### Goal of the exercise
Search term "extension": copy each line of the data containing it.

Records from a dataset:

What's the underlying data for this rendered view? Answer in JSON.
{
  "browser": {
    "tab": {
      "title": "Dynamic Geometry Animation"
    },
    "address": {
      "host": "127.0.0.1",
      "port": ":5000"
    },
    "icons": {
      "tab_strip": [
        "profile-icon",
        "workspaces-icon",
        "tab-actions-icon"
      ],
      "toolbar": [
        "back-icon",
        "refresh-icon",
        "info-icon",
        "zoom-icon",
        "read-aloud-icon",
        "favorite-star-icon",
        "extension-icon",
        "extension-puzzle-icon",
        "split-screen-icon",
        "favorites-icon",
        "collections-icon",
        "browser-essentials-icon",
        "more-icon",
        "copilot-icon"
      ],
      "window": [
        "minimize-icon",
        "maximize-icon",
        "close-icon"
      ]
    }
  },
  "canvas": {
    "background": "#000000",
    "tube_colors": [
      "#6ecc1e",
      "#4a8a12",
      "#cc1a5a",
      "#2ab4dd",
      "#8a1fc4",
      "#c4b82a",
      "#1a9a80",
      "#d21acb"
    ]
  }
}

### Output for this task
        "extension-icon",
        "extension-puzzle-icon",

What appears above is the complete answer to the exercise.